Content starts

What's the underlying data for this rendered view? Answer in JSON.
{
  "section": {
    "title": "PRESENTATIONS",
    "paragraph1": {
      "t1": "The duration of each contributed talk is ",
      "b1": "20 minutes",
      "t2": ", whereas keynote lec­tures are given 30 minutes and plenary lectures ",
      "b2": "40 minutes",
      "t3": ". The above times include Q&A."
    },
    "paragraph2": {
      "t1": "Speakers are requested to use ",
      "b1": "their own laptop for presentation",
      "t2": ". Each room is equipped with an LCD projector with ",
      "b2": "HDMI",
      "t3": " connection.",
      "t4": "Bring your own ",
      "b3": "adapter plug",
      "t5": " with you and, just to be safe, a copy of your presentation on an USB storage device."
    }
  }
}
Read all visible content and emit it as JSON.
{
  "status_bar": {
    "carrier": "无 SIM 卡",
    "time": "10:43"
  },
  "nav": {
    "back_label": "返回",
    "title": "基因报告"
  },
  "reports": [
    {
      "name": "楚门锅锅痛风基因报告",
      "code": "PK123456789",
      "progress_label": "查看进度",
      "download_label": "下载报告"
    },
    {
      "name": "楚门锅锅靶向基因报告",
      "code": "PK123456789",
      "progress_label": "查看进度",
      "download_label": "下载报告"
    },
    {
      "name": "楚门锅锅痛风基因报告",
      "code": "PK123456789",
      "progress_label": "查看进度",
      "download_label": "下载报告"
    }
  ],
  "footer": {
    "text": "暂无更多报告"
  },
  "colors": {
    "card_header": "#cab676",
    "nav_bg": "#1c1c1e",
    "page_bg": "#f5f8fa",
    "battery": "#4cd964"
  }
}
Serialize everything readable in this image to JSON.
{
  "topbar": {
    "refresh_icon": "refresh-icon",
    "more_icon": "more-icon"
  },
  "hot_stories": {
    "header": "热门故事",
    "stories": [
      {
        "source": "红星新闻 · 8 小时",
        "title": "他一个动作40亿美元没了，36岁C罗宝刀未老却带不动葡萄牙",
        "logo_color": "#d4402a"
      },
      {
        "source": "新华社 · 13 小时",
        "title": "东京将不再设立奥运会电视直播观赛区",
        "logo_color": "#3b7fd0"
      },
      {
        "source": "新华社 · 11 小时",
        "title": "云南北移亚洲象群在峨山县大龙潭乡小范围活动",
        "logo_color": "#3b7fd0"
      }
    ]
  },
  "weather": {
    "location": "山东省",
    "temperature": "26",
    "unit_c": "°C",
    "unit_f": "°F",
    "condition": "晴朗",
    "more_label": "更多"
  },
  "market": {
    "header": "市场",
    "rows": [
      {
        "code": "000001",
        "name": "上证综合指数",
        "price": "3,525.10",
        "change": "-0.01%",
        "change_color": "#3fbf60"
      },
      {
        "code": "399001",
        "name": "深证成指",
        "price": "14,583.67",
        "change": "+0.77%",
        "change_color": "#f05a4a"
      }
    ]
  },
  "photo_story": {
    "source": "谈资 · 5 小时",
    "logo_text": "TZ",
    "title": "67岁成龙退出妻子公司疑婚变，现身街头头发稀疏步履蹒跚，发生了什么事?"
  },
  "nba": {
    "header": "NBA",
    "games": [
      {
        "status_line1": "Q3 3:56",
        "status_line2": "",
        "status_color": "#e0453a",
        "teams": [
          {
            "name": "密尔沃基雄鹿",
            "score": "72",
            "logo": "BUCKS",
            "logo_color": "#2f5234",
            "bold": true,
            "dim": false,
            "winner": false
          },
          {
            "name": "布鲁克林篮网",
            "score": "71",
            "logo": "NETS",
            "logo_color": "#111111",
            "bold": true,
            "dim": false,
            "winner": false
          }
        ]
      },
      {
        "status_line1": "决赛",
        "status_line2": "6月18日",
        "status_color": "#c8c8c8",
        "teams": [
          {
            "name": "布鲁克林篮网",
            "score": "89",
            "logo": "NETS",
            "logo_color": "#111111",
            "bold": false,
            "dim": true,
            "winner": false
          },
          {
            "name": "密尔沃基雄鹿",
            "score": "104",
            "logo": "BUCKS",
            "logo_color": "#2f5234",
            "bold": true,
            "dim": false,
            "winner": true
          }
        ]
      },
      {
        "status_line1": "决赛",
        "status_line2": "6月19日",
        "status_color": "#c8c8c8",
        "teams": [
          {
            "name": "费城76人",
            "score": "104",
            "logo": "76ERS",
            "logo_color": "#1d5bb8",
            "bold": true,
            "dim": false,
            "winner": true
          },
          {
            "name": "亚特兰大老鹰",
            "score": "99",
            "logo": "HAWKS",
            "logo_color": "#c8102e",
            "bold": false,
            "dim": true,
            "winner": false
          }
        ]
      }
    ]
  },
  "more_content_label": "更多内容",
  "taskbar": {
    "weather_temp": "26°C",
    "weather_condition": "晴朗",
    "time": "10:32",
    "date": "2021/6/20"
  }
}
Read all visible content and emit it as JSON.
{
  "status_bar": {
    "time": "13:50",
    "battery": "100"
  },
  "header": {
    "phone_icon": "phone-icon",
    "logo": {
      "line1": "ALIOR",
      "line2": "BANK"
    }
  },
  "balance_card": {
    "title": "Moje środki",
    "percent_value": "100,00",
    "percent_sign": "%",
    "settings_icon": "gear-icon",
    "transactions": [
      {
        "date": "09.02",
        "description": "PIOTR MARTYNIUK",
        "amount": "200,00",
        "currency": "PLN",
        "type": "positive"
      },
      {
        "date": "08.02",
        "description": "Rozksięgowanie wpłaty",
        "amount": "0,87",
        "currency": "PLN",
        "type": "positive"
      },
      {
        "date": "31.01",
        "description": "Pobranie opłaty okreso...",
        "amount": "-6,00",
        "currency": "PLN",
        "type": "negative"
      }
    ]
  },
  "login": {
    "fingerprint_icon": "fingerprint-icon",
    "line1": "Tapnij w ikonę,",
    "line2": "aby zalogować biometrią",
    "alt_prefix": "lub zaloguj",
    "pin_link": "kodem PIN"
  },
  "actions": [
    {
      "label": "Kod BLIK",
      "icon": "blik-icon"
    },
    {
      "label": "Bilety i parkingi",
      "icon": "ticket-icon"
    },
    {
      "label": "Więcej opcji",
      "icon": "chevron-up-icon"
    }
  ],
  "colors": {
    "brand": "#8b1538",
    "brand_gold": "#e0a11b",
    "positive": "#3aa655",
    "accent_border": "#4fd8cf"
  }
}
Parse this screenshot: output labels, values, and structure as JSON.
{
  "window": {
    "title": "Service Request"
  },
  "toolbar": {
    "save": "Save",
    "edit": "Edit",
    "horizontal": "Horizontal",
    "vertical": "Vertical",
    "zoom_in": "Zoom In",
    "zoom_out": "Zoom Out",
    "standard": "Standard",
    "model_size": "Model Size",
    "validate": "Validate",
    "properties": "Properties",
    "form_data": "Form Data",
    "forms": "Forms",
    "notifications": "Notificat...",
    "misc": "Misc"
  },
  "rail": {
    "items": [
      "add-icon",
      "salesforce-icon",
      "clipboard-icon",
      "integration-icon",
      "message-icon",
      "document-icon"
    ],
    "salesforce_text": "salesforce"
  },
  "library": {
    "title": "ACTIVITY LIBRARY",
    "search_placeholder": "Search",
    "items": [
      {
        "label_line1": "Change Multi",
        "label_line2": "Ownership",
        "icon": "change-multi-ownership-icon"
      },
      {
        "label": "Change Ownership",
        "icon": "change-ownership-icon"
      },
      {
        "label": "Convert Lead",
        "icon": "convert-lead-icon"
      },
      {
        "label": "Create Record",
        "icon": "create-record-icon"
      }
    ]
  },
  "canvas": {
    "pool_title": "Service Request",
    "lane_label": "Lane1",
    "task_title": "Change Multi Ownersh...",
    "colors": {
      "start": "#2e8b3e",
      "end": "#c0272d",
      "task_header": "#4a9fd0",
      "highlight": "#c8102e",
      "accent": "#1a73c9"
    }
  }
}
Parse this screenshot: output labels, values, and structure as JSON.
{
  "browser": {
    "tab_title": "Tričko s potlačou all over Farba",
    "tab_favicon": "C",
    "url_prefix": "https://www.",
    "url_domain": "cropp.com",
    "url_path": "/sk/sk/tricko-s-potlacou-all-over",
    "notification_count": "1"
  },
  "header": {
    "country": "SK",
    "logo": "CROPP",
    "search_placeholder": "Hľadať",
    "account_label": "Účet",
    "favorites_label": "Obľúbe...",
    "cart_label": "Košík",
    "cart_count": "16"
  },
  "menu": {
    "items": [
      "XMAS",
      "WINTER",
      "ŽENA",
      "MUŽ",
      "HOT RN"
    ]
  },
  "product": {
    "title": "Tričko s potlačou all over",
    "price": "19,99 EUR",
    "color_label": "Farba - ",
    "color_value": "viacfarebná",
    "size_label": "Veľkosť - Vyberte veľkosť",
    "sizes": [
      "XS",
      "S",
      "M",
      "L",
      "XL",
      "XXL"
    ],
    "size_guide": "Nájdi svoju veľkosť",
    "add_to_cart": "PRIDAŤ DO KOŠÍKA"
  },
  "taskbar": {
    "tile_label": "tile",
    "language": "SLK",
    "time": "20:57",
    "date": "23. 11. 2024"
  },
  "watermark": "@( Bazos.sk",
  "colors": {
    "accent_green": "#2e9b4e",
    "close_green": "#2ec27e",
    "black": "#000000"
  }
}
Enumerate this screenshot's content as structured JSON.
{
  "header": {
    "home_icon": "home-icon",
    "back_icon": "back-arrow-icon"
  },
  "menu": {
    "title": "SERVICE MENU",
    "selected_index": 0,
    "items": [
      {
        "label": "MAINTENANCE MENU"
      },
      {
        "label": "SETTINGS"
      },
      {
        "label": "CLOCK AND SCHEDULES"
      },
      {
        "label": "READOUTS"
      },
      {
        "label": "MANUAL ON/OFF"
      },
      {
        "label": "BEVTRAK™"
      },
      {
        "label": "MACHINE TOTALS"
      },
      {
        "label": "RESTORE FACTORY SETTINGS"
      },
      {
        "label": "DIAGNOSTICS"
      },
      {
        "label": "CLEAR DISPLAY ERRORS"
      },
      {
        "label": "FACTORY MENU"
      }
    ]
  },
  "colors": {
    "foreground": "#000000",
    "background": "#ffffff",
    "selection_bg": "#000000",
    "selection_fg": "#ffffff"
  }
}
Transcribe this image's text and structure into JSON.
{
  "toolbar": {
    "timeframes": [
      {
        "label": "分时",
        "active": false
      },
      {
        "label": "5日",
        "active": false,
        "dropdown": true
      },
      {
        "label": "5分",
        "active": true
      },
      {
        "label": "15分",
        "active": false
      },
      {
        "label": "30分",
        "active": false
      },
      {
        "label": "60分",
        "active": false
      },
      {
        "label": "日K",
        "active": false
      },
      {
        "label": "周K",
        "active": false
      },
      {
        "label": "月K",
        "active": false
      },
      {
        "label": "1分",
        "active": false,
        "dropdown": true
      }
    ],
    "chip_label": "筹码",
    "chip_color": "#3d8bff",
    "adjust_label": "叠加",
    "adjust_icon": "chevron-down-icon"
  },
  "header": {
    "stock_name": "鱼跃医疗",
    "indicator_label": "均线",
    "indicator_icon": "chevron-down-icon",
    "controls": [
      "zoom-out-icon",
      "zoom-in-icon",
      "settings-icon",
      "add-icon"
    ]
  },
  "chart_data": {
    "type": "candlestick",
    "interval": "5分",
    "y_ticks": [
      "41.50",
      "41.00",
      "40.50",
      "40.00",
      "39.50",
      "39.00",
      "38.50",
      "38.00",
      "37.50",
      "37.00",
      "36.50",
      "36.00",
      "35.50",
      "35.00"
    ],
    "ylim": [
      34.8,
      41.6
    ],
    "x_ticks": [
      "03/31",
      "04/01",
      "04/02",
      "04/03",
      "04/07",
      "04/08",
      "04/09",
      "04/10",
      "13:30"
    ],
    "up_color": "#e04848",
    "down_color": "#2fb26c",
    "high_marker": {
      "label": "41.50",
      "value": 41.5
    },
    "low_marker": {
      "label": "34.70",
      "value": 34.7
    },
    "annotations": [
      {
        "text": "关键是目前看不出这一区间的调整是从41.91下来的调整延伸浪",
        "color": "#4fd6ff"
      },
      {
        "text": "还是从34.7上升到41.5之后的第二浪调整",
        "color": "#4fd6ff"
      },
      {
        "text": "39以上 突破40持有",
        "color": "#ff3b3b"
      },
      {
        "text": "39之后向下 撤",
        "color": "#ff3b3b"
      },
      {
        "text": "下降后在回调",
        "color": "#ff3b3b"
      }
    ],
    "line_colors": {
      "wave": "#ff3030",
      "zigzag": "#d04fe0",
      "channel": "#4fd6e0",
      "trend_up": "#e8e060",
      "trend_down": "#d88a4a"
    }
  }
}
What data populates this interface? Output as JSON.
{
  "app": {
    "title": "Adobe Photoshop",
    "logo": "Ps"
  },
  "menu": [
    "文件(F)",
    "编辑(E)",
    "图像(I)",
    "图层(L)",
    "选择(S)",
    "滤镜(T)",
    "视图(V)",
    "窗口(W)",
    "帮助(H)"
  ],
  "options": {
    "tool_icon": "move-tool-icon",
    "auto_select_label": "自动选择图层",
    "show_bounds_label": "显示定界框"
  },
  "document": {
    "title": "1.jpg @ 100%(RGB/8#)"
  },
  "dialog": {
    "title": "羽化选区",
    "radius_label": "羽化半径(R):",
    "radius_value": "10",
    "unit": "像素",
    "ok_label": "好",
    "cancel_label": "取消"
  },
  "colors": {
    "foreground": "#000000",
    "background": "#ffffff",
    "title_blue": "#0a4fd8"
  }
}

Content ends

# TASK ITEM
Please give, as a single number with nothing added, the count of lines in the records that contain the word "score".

# ANSWER TO THE EXERCISE
6